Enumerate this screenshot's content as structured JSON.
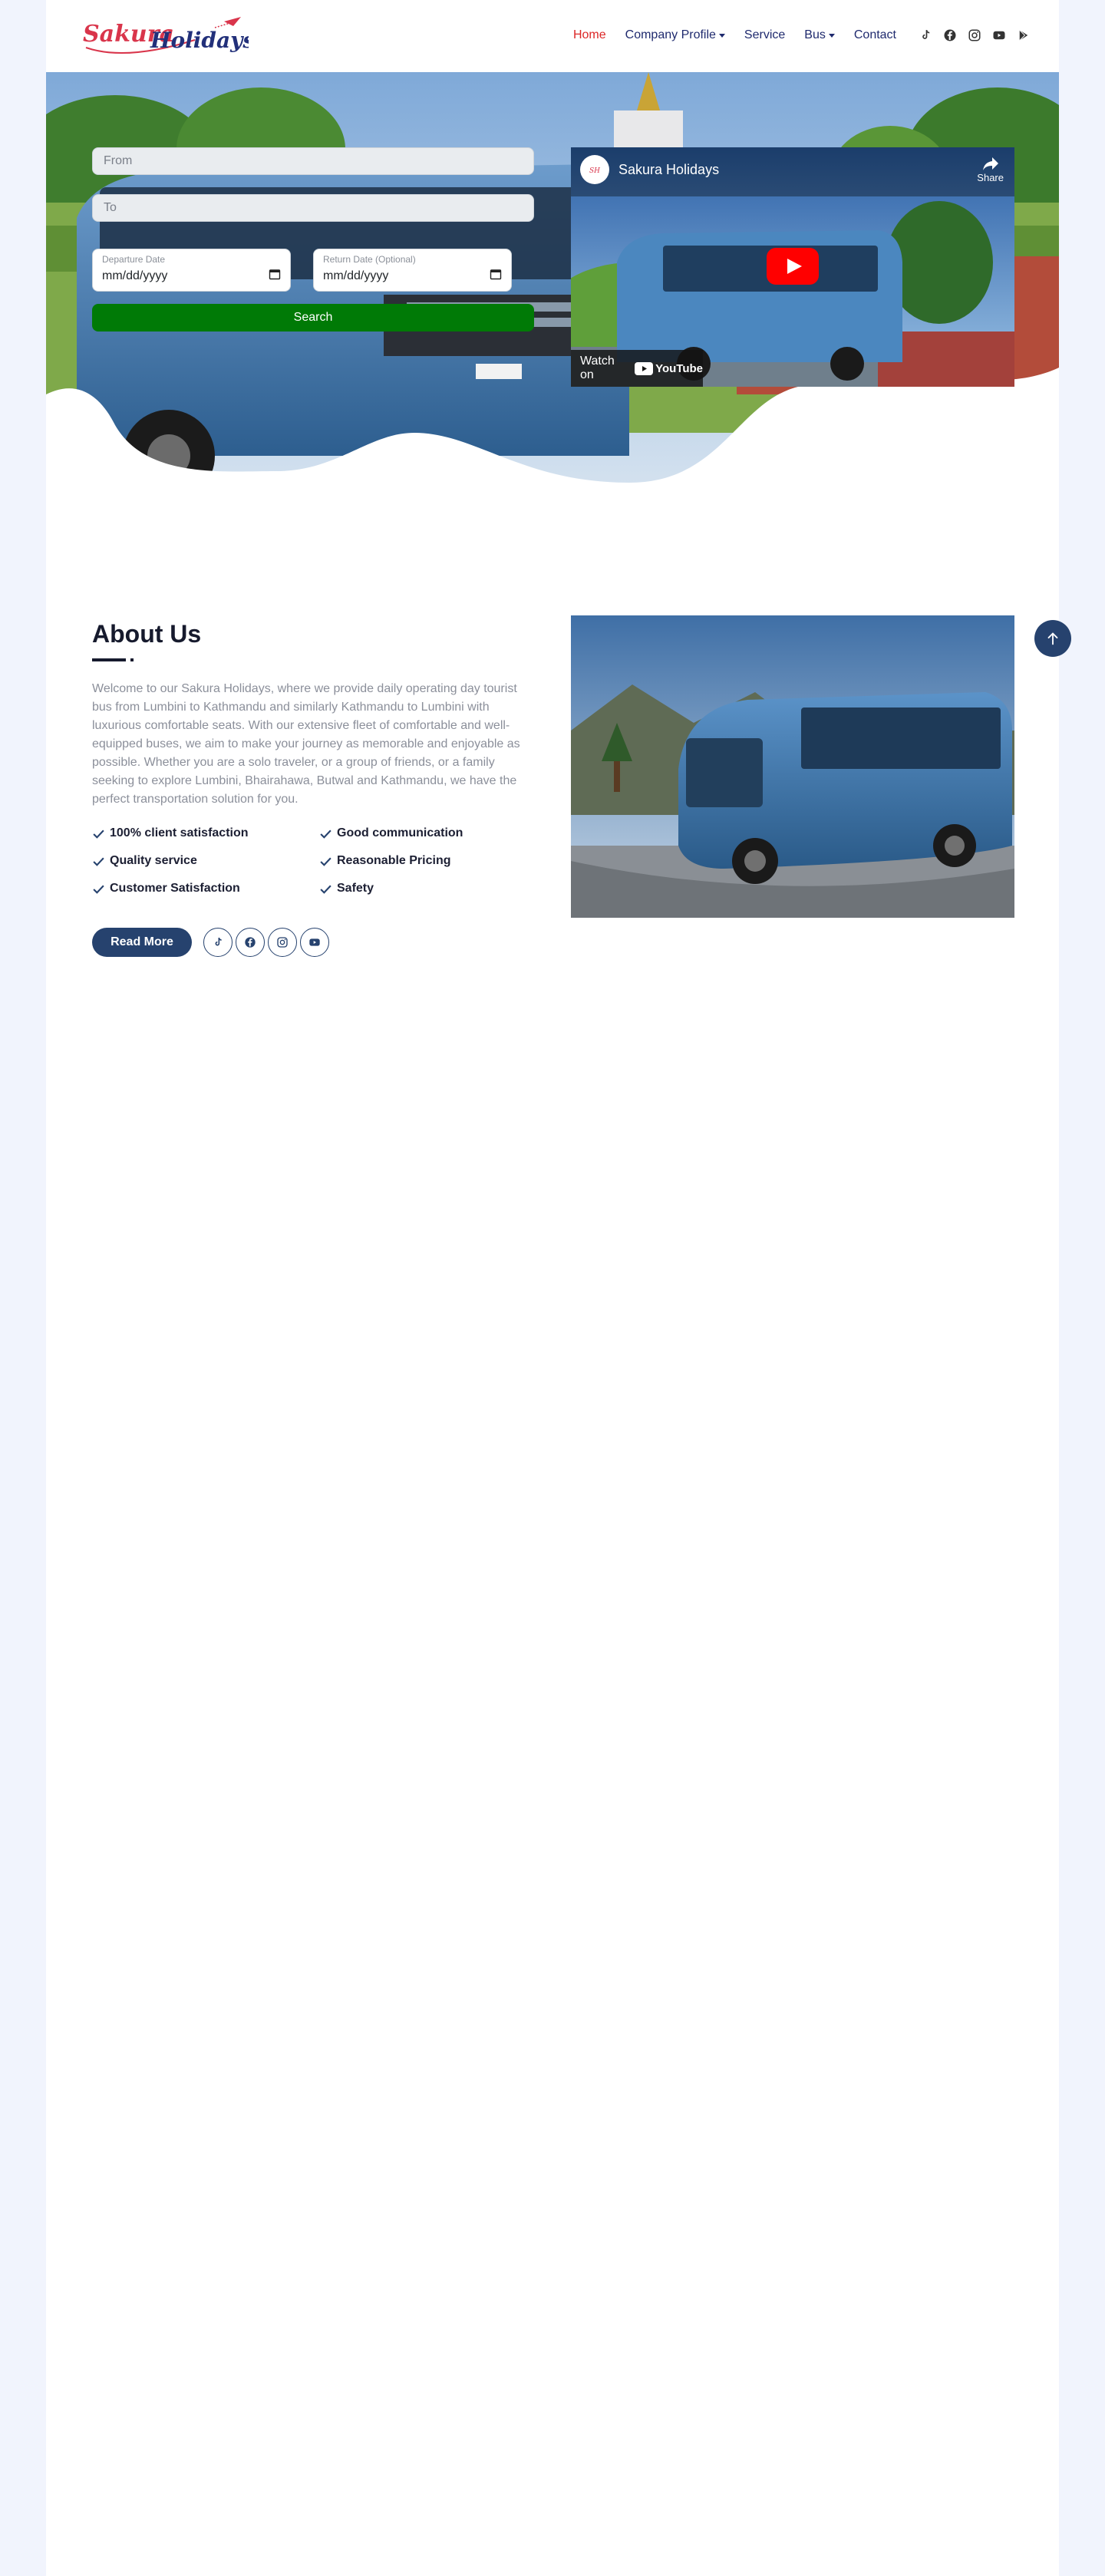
{
  "logo": {
    "alt": "Sakura Holidays",
    "word1": "Sakura",
    "word2": "Holidays"
  },
  "nav": {
    "home": "Home",
    "company_profile": "Company Profile",
    "service": "Service",
    "bus": "Bus",
    "contact": "Contact",
    "icons": [
      "tiktok-icon",
      "facebook-icon",
      "instagram-icon",
      "youtube-icon",
      "google-play-icon"
    ]
  },
  "search": {
    "from_placeholder": "From",
    "to_placeholder": "To",
    "departure_label": "Departure Date",
    "departure_value": "mm/dd/yyyy",
    "return_label": "Return Date (Optional)",
    "return_value": "mm/dd/yyyy",
    "button": "Search"
  },
  "video": {
    "channel_title": "Sakura Holidays",
    "share": "Share",
    "watch_on": "Watch on",
    "youtube": "YouTube"
  },
  "about": {
    "title": "About Us",
    "text": "Welcome to our Sakura Holidays, where we provide daily operating day tourist bus from Lumbini to Kathmandu and similarly Kathmandu to Lumbini with luxurious comfortable seats. With our extensive fleet of comfortable and well-equipped buses, we aim to make your journey as memorable and enjoyable as possible. Whether you are a solo traveler, or a group of friends, or a family seeking to explore Lumbini, Bhairahawa, Butwal and Kathmandu, we have the perfect transportation solution for you.",
    "features": [
      "100% client satisfaction",
      "Good communication",
      "Quality service",
      "Reasonable Pricing",
      "Customer Satisfaction",
      "Safety"
    ],
    "read_more": "Read More"
  },
  "colors": {
    "brand_navy": "#26426e",
    "nav_text": "#1f2a6e",
    "active_red": "#dc2626",
    "search_green": "#007a06",
    "page_bg": "#f1f4fd"
  }
}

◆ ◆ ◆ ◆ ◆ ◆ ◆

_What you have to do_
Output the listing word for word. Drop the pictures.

_Output for this exercise_
Enumerate this screenshot's content as structured JSON.
{
  "logo": {
    "alt": "Sakura Holidays",
    "word1": "Sakura",
    "word2": "Holidays"
  },
  "nav": {
    "home": "Home",
    "company_profile": "Company Profile",
    "service": "Service",
    "bus": "Bus",
    "contact": "Contact",
    "icons": [
      "tiktok-icon",
      "facebook-icon",
      "instagram-icon",
      "youtube-icon",
      "google-play-icon"
    ]
  },
  "search": {
    "from_placeholder": "From",
    "to_placeholder": "To",
    "departure_label": "Departure Date",
    "departure_value": "mm/dd/yyyy",
    "return_label": "Return Date (Optional)",
    "return_value": "mm/dd/yyyy",
    "button": "Search"
  },
  "video": {
    "channel_title": "Sakura Holidays",
    "share": "Share",
    "watch_on": "Watch on",
    "youtube": "YouTube"
  },
  "about": {
    "title": "About Us",
    "text": "Welcome to our Sakura Holidays, where we provide daily operating day tourist bus from Lumbini to Kathmandu and similarly Kathmandu to Lumbini with luxurious comfortable seats. With our extensive fleet of comfortable and well-equipped buses, we aim to make your journey as memorable and enjoyable as possible. Whether you are a solo traveler, or a group of friends, or a family seeking to explore Lumbini, Bhairahawa, Butwal and Kathmandu, we have the perfect transportation solution for you.",
    "features": [
      "100% client satisfaction",
      "Good communication",
      "Quality service",
      "Reasonable Pricing",
      "Customer Satisfaction",
      "Safety"
    ],
    "read_more": "Read More"
  },
  "colors": {
    "brand_navy": "#26426e",
    "nav_text": "#1f2a6e",
    "active_red": "#dc2626",
    "search_green": "#007a06",
    "page_bg": "#f1f4fd"
  }
}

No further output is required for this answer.